Romantic Notions

WarriorPoet(2), a friend of mine from Open Diary, suggested that I write an entry about an alternative life in which, instead of ever meeting Fuzzy, I was an international jewel thief. On the surface, it’s a romantic notion – going all Carmen Sandiego and hopping from continent to continent, spending a week browsing through the Louvre, or having romantic one-night stands in Barcelona or Milan, dancing through Carnival in Rio.

But the thing is, even in my fantasy, that’s not a life I’d want. Oh, I can appreciate the romance of it, the thrill, the sense of daring and fun, but a life on the lam is no kind of life at all.

Here’s my real fantasy – I want to be an old-style foreign correspondent. There’s this book called Paris to the Moon that I read a couple of years ago – it’s a series of essays about an American couple with a young child experiencing life in Paris. The author was freelancing for The New Yorker at the time, and the book is a compilation of his work. The life they led – writing in the morning, experiencing life in French and English – going to cafes and public swimming pools and museums – that fascinated me. That’s what my alternative life would be – me holed up in a garrett or loft in some extremely quaint European city, and having little adventures disguised as trips to the market, an afternoon of shopping, late evenings listening to jazz in obscure clubs, early mornings sipping coffee and nibbling on croissants or beignets – and writing about it all – for money.

I blame these romantic notions on my mother, who has a Sweet 16 lecture we all received as we hit that age – “See Europe!” she told my cousins and me.

I also blame Jo March, the fictional character created by Louisa May Alcott in Little Women. When I was nine years old I stapled a red bow to my black velvet beret, and tucked my hair up inside it, whenever I wanted to write. I filled pages and pages with nonsense, none of which was ever complete. (I do the same thing now, when I have time, except that my vocabulary has improved and I don’t wear the hat any more.)

Rilke once told a young poet who sought advice, that if you wake up and all you can think about is writing, you’re a writer.

Words flow through my brain on a near constant basis, and I am ever so madly in love with pen and ink and text on screens. Writing isn’t all I want to do, but it’s the thing that never goes away.

But it’s just a romantic notion.

Obligatory Christmas Night Entry

It’s been a quiet Christmas at Chez Meliss, but that’s not a bad thing. We spent the morning opening presents – I now have a spiffy new hat, scarf, and bag to add to my collection of accessories – and sipping coffee, spent the early afternoon brunching on ham and eggs courtesy of a recipe gleaned from Queer Eye for the Straight Guy, and spent the rest of the day puttering – my husband napped, my stepfather worked on editing a document, my mother fed her addiction to Bejeweled on my computer, and I finally learned how to thread the sewing machine she gave me four years ago.
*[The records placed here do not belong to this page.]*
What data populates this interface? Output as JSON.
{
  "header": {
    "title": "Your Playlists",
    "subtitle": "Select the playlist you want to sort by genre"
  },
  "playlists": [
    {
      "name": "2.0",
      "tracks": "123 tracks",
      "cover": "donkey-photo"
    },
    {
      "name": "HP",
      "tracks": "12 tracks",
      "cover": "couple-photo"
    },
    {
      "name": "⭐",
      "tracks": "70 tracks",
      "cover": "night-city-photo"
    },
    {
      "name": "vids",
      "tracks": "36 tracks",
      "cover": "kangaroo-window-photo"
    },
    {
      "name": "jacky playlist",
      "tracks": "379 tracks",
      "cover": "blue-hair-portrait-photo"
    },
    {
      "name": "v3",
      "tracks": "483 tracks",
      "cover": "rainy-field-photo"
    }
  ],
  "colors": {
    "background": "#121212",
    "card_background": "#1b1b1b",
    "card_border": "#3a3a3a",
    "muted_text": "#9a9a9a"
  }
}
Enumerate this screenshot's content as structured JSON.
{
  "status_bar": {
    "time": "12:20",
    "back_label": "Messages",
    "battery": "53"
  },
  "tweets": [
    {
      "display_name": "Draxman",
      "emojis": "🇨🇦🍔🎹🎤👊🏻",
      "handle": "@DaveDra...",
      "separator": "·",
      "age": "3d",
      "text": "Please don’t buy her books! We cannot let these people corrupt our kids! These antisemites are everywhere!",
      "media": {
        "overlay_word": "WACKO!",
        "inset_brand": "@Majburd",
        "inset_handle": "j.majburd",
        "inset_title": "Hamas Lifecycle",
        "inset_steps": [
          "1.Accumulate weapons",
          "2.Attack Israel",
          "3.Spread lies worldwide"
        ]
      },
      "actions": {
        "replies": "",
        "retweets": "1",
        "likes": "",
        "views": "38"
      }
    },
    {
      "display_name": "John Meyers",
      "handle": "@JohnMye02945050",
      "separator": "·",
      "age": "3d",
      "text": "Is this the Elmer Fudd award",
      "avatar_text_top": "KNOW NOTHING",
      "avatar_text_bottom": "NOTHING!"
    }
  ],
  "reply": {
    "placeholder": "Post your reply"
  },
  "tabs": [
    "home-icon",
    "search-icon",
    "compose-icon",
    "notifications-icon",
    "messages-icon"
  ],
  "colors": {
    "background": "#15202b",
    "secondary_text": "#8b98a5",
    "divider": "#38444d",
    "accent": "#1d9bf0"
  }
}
This evening, we broiled salmon and steamed asparagus for a simple but tasty dinner, and watched Harry Potter and the Prisoner of Azkaban, which dvd was provided for me by Santa Fuzzy. (I’m actually watching it again as I type this, and letting the fanfic part of my brain ponder some new ideas. I haven’t written any fiction or fanfic since NaNo, even though I’ve been writing every day, and Snape is starting to whisper to me again…and the thing is, fanfic warms me up for writing my own stuff…also, I got a nifty book of Latin quips (also from Santa Fuzzy) that I’m dying to use.)

I’m hesitant to list the rest of the gifts I received, because really, it’s not ABOUT that, but I’m tickled by the two books on quilting that are currently sitting by my bed – I’m planning a wedding quilt for a couple of friends – and I received a pair of throw pillows that my mother designed and made, using scans of greeting cards I’ve given her, and some really amazing fabric. They’re gorgeous.

Tomorrow (Sunday) my aunt and cousin are driving over from Shreveport, LA, and bringing food – we’re cooking a London Broil to go with whatever they bring – and that should be nice. Or at least interesting. I’m so accustomed to family being 2500 miles away, that I’m a bit thrown by having anyone within driving distance.

My parents will be here through Tuesday evening, and as much as it’s nice having them around, I’m also happy that this visit is drawing to a close. I’m tired and cranky from living on a ‘normal’ schedule instead of the sort of off-kilter schedule that Fuzzy and I generally keep, and I am anxious to hole myself up in a room with music and quilt pieces, and not have to be social.